The December 2022 issue of IEEE Spectrum is here!

Close bar

Iuro Robot Finds Its Way Through Cities, With Your Help

This giant bobblehead robot asks people for directions to get where it needs to go

2 min read
Iuro Robot Finds Its Way Through Cities, With Your Help

One of the most, uh, striking robots at the IROS expo this year was Iuro, with its giant and highly expressive blue and white plastic head. Iuro can approach humans and ask them for directions to help it navigate around cities while acting in a “socially acceptable manner,” but at IROS, the robot was randomly (and hilariously) shifting back and forth between expressions of happiness, disgust, and astonishment, as you’ll see in our video interview after the jump.

Iuro, or Interactive Urban Robot, is manufactured by Accrea Engineering and is being used for research through a partnership between Technische Universität München, ETH Zürich, and the University of Salzburg. The platform is beefy and designed to be able to cope with typical urban obstacles like stairs and curbs, thanks to big shock-absorbing wheels and a suite of laser sensors on the base.

The base, however capable it may be, is certainly not the most interesting bit of Iuro. The robot has a huge plastic head with 21 actuators packed inside, giving it fully controllable eyes, eyelids, eyebrows, lips, ears, and mouth. Stereo cameras above the eyes and a Kinect sensor in the chest help Iuro to interact with humans it runs into on the street, interpreting speech and gestures to enable it to find its way from place to place without using maps or GPS.

The overall goal with Iuro is to teach robots to navigate using symbolic location identification, like "go down that street over there and take a left when you see the bus stop." Even humans have trouble with this sort of thing in unknown environments, and for robots, understanding those kinds of instructions requires the ability to recognize and interpret gestures, translating the vague wave of a hand that might accompany a phrase like "over there" into a direction. This research will eventually enable autonomous robots to figure out what they don't know and then ask the nearest human for help, without needing that human to provide information in the form of if/then statements.

[ Iuro Project ]

The Conversation (0)

The Bionic-Hand Arms Race

The prosthetics industry is too focused on high-tech limbs that are complicated, costly, and often impractical

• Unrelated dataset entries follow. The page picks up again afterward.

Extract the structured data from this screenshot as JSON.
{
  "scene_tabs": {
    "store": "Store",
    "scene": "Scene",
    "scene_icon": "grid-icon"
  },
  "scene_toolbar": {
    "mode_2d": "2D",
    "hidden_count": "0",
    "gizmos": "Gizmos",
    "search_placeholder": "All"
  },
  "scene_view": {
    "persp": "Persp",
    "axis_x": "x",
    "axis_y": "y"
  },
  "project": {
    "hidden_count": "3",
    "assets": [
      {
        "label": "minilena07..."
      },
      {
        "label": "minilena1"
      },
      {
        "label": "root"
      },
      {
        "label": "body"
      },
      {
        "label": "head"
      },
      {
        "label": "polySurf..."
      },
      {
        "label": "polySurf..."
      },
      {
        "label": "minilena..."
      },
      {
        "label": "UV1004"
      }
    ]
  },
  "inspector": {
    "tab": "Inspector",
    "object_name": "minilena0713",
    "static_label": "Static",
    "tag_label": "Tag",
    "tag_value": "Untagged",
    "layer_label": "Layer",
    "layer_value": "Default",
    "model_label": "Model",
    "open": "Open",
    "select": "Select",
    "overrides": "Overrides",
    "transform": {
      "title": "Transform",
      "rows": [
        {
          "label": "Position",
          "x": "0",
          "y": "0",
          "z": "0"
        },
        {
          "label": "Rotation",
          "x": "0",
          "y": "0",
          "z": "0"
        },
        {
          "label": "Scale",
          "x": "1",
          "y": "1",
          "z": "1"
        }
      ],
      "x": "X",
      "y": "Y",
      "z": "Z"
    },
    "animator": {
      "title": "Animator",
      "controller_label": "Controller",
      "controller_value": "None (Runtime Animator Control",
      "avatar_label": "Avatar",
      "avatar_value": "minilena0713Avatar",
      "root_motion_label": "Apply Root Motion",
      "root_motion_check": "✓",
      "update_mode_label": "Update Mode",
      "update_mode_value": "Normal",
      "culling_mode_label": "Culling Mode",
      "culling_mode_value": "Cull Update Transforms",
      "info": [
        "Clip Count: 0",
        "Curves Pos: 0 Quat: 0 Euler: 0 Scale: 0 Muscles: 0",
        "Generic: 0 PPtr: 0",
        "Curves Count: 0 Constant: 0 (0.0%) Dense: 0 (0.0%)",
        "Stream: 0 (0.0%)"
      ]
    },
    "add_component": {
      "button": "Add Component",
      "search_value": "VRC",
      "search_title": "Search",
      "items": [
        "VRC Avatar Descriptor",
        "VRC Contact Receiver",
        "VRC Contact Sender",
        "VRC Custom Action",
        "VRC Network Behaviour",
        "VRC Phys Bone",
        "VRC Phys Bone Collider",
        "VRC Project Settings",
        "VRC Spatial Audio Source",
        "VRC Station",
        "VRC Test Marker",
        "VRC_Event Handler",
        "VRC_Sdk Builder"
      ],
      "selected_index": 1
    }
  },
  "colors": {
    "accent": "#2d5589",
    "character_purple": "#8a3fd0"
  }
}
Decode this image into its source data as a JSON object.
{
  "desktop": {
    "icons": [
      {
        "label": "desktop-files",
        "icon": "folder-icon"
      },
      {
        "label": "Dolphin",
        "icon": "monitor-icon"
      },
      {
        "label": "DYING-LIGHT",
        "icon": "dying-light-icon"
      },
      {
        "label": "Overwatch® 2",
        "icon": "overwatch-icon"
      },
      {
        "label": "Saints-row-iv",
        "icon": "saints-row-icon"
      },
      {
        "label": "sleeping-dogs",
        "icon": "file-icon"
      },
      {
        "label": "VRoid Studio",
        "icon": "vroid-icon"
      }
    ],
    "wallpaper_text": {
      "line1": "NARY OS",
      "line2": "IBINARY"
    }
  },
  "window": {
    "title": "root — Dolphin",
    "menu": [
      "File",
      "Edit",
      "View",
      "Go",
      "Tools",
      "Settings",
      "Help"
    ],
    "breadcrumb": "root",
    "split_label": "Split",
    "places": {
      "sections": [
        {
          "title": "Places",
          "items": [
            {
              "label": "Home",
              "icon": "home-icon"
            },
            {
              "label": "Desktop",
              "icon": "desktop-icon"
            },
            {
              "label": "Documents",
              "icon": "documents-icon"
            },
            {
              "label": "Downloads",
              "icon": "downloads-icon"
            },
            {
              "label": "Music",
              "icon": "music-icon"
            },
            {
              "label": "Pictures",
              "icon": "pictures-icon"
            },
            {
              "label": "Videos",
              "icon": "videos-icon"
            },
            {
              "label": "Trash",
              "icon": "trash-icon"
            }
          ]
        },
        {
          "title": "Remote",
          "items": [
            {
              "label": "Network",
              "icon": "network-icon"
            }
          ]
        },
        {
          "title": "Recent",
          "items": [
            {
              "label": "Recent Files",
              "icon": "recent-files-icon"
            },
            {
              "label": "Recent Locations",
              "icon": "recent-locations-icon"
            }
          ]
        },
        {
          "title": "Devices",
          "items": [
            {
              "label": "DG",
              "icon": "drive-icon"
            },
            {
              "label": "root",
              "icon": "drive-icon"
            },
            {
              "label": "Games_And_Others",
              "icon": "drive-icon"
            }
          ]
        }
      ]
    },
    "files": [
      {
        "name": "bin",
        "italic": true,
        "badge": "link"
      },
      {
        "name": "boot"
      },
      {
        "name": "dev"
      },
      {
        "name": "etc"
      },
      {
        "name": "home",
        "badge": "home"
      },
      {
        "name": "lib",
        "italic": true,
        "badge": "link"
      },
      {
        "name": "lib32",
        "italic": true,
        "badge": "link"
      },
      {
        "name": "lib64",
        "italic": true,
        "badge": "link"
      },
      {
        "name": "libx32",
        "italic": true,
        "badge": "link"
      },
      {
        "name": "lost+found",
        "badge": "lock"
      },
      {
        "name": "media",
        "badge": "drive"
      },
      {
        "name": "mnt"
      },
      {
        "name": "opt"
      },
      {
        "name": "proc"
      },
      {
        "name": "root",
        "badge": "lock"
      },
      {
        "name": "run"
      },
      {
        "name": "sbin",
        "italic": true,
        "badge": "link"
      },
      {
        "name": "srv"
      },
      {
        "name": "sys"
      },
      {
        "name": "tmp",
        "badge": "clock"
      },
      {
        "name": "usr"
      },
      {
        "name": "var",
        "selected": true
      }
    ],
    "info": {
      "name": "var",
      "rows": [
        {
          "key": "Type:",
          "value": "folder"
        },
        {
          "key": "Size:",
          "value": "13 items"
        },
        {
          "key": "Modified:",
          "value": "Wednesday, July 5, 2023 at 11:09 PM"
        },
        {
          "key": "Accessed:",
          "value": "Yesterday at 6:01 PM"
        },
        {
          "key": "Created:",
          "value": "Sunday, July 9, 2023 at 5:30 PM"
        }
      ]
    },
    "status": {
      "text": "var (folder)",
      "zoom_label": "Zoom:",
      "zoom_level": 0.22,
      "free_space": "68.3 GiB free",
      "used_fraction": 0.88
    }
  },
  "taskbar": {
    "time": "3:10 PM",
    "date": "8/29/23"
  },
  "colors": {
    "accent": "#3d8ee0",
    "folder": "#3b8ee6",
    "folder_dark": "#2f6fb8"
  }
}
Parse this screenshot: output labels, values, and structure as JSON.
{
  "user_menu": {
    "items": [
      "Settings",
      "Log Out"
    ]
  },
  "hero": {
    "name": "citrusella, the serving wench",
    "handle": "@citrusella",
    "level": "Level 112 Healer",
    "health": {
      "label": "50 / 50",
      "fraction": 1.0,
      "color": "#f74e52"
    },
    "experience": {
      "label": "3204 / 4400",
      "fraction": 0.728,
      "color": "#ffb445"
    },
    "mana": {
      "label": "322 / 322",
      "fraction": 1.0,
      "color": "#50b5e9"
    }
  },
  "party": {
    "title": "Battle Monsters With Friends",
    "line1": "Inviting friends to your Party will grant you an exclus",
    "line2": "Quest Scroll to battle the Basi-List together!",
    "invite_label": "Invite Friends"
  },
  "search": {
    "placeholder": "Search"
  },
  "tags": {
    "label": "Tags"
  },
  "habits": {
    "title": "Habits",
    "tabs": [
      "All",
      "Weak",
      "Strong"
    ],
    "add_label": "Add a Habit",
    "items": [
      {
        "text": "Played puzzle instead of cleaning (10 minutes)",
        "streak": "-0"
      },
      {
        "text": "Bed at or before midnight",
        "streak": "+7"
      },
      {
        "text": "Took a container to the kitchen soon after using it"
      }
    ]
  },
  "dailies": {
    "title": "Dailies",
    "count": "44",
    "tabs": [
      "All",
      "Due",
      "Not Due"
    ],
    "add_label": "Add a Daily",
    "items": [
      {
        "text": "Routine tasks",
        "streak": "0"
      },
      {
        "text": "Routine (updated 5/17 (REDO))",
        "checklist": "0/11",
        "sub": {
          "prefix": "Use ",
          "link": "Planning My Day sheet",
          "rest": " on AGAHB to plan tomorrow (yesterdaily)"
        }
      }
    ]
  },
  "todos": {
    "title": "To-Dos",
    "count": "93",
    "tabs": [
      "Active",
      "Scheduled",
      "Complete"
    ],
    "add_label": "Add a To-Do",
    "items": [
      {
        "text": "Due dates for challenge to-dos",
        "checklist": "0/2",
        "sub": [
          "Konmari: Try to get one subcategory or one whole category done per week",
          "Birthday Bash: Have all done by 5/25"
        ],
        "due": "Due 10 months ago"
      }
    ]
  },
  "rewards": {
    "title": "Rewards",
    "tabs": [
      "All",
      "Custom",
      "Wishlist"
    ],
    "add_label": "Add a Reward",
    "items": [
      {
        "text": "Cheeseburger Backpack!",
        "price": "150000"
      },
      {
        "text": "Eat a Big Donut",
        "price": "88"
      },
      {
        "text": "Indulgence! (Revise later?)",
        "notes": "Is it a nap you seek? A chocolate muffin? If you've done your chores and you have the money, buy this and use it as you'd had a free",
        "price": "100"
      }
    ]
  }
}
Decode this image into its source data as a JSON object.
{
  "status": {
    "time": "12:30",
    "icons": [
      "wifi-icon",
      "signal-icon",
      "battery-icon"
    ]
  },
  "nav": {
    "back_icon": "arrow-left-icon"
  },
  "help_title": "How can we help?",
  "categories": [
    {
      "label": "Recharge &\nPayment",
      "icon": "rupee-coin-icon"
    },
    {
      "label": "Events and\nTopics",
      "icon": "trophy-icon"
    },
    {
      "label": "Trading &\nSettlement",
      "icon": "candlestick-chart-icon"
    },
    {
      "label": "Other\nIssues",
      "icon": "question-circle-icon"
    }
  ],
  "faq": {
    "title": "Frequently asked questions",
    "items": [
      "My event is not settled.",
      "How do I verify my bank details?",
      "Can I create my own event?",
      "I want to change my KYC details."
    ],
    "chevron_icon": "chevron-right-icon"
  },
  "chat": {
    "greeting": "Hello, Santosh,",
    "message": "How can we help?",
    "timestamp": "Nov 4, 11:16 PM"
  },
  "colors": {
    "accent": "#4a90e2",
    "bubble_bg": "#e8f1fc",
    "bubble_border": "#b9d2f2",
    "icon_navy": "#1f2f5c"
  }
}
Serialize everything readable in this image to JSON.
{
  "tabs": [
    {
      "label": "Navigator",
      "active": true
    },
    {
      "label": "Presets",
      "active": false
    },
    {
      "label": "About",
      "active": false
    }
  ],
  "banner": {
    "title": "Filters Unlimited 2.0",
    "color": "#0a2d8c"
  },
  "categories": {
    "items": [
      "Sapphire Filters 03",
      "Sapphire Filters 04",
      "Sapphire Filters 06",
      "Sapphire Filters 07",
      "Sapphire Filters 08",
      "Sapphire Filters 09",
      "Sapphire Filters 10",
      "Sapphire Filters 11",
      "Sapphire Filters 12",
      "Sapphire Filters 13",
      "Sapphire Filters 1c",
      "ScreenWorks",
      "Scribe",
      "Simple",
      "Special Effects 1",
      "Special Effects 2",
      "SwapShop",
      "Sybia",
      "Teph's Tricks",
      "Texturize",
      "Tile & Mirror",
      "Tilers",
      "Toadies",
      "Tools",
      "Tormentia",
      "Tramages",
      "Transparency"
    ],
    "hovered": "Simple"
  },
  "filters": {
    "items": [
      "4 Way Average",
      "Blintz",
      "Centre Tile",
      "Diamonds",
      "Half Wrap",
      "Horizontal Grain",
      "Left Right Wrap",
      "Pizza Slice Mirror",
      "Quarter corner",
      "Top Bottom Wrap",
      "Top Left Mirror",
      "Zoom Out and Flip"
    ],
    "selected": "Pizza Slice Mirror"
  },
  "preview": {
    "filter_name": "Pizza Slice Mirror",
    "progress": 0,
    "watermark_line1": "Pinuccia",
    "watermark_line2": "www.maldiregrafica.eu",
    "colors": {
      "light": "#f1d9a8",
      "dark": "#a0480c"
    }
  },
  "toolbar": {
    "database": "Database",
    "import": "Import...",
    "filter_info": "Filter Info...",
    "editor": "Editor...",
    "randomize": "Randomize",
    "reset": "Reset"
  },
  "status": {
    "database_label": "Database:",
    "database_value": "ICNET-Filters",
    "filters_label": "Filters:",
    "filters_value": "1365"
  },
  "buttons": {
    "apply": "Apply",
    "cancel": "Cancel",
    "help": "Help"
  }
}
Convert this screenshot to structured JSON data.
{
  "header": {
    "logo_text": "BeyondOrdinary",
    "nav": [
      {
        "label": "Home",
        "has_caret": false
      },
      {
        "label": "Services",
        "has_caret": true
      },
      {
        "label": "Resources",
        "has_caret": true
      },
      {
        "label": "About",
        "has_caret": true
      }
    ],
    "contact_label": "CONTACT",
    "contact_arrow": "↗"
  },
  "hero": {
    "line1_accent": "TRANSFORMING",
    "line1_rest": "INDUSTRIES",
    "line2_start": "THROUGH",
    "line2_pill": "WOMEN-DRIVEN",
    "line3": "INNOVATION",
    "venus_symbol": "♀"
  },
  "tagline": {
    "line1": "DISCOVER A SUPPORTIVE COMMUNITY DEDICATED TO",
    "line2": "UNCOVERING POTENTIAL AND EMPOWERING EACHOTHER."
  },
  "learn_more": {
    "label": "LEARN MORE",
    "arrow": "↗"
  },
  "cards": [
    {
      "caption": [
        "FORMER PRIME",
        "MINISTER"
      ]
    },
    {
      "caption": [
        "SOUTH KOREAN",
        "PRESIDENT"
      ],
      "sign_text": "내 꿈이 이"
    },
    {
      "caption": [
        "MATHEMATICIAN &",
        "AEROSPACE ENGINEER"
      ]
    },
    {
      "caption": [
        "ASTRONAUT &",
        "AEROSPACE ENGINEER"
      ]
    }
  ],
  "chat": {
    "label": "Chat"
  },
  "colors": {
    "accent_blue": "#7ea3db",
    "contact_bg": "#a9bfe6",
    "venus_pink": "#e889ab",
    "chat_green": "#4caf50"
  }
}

12 min read
Horizontal
A photograph of a young woman with brown eyes and neck length hair dyed rose gold sits at a white table. In one hand she holds a carbon fiber robotic arm and hand. Her other arm ends near her elbow. Her short sleeve shirt has a pattern on it of illustrated hands.

The author, Britt Young, holding her Ottobock bebionic bionic arm.

Gabriela Hasbun. Makeup: Maria Nguyen for MAC cosmetics; Hair: Joan Laqui for Living Proof
DarkGray

In Jules Verne’s 1865 novel From the Earth to the Moon, members of the fictitious Baltimore Gun Club, all disabled Civil War veterans, restlessly search for a new enemy to conquer. They had spent the war innovating new, deadlier weaponry. By the war’s end, with “not quite one arm between four persons, and exactly two legs between six,” these self-taught amputee-weaponsmiths decide to repurpose their skills toward a new projectile: a rocket ship.

The story of the Baltimore Gun Club propelling themselves to the moon is about the extraordinary masculine power of the veteran, who doesn’t simply “overcome” his disability; he derives power and ambition from it. Their “crutches, wooden legs, artificial arms, steel hooks, caoutchouc [rubber] jaws, silver craniums [and] platinum noses” don’t play leading roles in their personalities—they are merely tools on their bodies. These piecemeal men are unlikely crusaders of invention with an even more unlikely mission. And yet who better to design the next great leap in technology than men remade by technology themselves?

Keep Reading ↓Show less